All of the locals were full of curiosity about me and I stayed for a nice pint of Guinness and gave them an outline of my adventures so far. They wished me well as I left them. This time out through the shop.
The Summit Level
I’m back on the North side of the Canal after Riverstown Bridge. Just over a kilometre later and I’m at the 25th Lock which marks the start of the Summit Level. This is the point between the locks at the highest point of the canal. It’s actually a full 25km before we meet the next lock and a full 100m higher at this point than the river Liffey in Dublin.. I could see the next bridge up ahead though (Footy’s Bridge) and I continued along the now grass path and underneath this bridge.
After the bridge, I shared the route with traffic (for 1.5km). I found the road to be very quiet though so no big issue. I passed another Heron out doing some afternoon fishing before I arrive at my next pub of the day. Mary Lynch’s in Coralstown.

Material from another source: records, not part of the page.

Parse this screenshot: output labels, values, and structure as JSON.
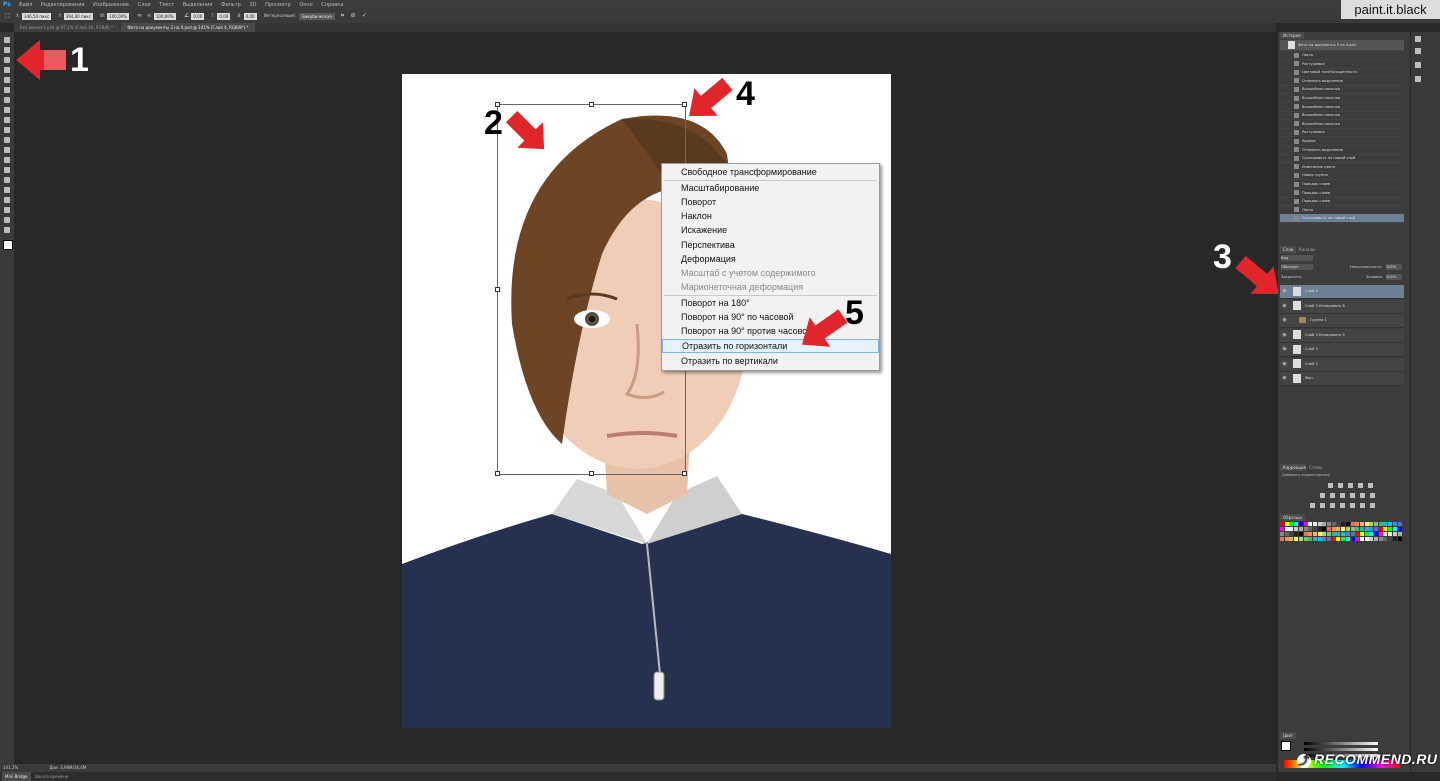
{
  "app": {
    "logo": "Ps",
    "menu": [
      "Файл",
      "Редактирование",
      "Изображение",
      "Слои",
      "Текст",
      "Выделение",
      "Фильтр",
      "3D",
      "Просмотр",
      "Окно",
      "Справка"
    ]
  },
  "options": {
    "x_value": "346,50 пикс",
    "y_value": "394,00 пикс",
    "w_value": "100,00%",
    "h_value": "100,00%",
    "angle_value": "0,00",
    "h_skew_value": "0,00",
    "v_skew_value": "0,00",
    "interp_label": "Интерполяция:",
    "interp_value": "Бикубическая"
  },
  "tabs": [
    {
      "label": "Без имени-1.psd @ 97,1% (Слой 16, RGB/8) *",
      "active": false
    },
    {
      "label": "Фото на документы 3 на 4.psd @ 141% (Слой 4, RGB/8*) *",
      "active": true
    }
  ],
  "context_menu": {
    "items": [
      {
        "label": "Свободное трансформирование",
        "state": "normal"
      },
      {
        "label": "Масштабирование",
        "state": "normal"
      },
      {
        "label": "Поворот",
        "state": "normal"
      },
      {
        "label": "Наклон",
        "state": "normal"
      },
      {
        "label": "Искажение",
        "state": "normal"
      },
      {
        "label": "Перспектива",
        "state": "normal"
      },
      {
        "label": "Деформация",
        "state": "normal"
      },
      {
        "label": "Масштаб с учетом содержимого",
        "state": "disabled"
      },
      {
        "label": "Марионеточная деформация",
        "state": "disabled"
      },
      {
        "label": "Поворот на 180°",
        "state": "normal"
      },
      {
        "label": "Поворот на 90° по часовой",
        "state": "normal"
      },
      {
        "label": "Поворот на 90° против часовой",
        "state": "normal"
      },
      {
        "label": "Отразить по горизонтали",
        "state": "highlighted"
      },
      {
        "label": "Отразить по вертикали",
        "state": "normal"
      }
    ]
  },
  "annotations": [
    "1",
    "2",
    "3",
    "4",
    "5"
  ],
  "history": {
    "tab_label": "История",
    "snapshot": "Фото на документы 3 на 4.psd",
    "items": [
      {
        "label": "Лассо",
        "selected": false
      },
      {
        "label": "Растушевка",
        "selected": false
      },
      {
        "label": "Цветовой тон/Насыщенность",
        "selected": false
      },
      {
        "label": "Отменить выделение",
        "selected": false
      },
      {
        "label": "Волшебная палочка",
        "selected": false
      },
      {
        "label": "Волшебная палочка",
        "selected": false
      },
      {
        "label": "Волшебная палочка",
        "selected": false
      },
      {
        "label": "Волшебная палочка",
        "selected": false
      },
      {
        "label": "Волшебная палочка",
        "selected": false
      },
      {
        "label": "Растушевка",
        "selected": false
      },
      {
        "label": "Уровни",
        "selected": false
      },
      {
        "label": "Отменить выделение",
        "selected": false
      },
      {
        "label": "Скопировать на новый слой",
        "selected": false
      },
      {
        "label": "Изменение цвета",
        "selected": false
      },
      {
        "label": "Новая группа",
        "selected": false
      },
      {
        "label": "Порядок слоев",
        "selected": false
      },
      {
        "label": "Порядок слоев",
        "selected": false
      },
      {
        "label": "Порядок слоев",
        "selected": false
      },
      {
        "label": "Лассо",
        "selected": false
      },
      {
        "label": "Скопировать на новый слой",
        "selected": true
      }
    ]
  },
  "layers": {
    "tab_layers": "Слои",
    "tab_channels": "Каналы",
    "filter": "Вид",
    "blend_mode": "Обычные",
    "opacity_label": "Непрозрачность:",
    "opacity_value": "100%",
    "lock_label": "Закрепить:",
    "fill_label": "Заливка:",
    "fill_value": "100%",
    "items": [
      {
        "name": "Слой 4",
        "selected": true
      },
      {
        "name": "Слой 3 Копировать 6",
        "selected": false
      },
      {
        "name": "Группа 1",
        "selected": false
      },
      {
        "name": "Слой 3 Копировать 5",
        "selected": false
      },
      {
        "name": "Слой 3",
        "selected": false
      },
      {
        "name": "Слой 2",
        "selected": false
      },
      {
        "name": "Фон",
        "selected": false
      }
    ]
  },
  "adjustments": {
    "tab_correction": "Коррекция",
    "tab_styles": "Стили",
    "hint": "Добавить корректировку"
  },
  "swatches": {
    "tab_label": "Образцы"
  },
  "color": {
    "tab_label": "Цвет"
  },
  "status": {
    "zoom": "141,2%",
    "doc": "Док: 3,99M/34,4M",
    "bridge_tab": "Mini Bridge",
    "timeline_tab": "Шкала времени"
  },
  "watermarks": {
    "top": "paint.it.black",
    "bottom": "RECOMMEND.RU"
  },
  "colors": {
    "arrow": "#e0262b",
    "selection": "#6d7f95",
    "menu_highlight": "#e5f1fb"
  }
}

The pub is just under the canal flows under the busy M4 motorway. I went up over McNead’s bridge and into the bar. I drank two pints here. The only pub along the Royal Canal Way where I had more than one pint. The reason being, I met an Australian couple in the pub. I struck up a really interesting conversation with them and the Kerry Barman who owned the premises.
The Australian man was a former professional Australian Rules footballer and we were informing the couple about the upcoming All Ireland final between Kerry and Dublin. I actually had a ticket for the match the following Sunday which greatly annoyed the Kerryman behind the Bar.
After two pints, I left Mary Lynch’s and continued along the south side of the canal. I saw my new friend the Heron again as he continued his search for dinner. This section of the canal is actually designed as a blueway (trail navigable by water) and I saw a couple of people in canoes between here and Mullingar.
The Down’s Bridge marks the 77km mark from the River Liffey. It’s also one of my least favourite sections of Day 4 walking the Royal Canal Way. The reason being the canal runs parallel to the busy (and loud) M4 motorway. Luckily, it was only for about a kilometre and then the canal turned away from the motorway again.
As I approached Mullingar the route became busier with a lot more walkers, joggers and cyclists out and about.
After Baltrasna Bridge, there is a canal cutting (or sinking). A cutting/sinking is where a canal is cut through the land to maintain the same level rather than use locks to get over it. This results in the pathway being quite high overlooking the water of the canal below.
As I approached Mullingar, there were a couple of points of interest. The first being the little monument at Piper’s Boreen. So called because it’s the location where the piper used to play to announce to the people of Mullingar that a barge load of goods had arrived into the town. There were no pipers to greet me yet (although I did get a bit of a fanfare shortly afterwards!).
The other nice things on the way into Mullingar are the nice views of the Cathedral in the distance (tallest building in Westmeath) and being able to peek over the wall and into Cusack Park GAA pitch. The latter bring back happy days of playing there in my youth.
Reception Committee after Day 4 of Walking the Royal Canal Way
I finally arrived at my target destination for the day at around 6pm. I can see my niece and nephew, brother, sister and parents at Mullingar Harbour. It’s an amazing welcoming committee. I’ve been walking towards my family for the last 4 days so it’s so great to see them all!
It’s taken nearly 103km of walking but it’s beginning to feel like I’m nearly home. I’ve done 25.5 of those kilometres today on day 4 of walking the Royal Canal Way. This included a ridiculous (but enjoyable) 4 pints along the way!
Next stop is my sister’s house who has kindly agreed to put me up for the night.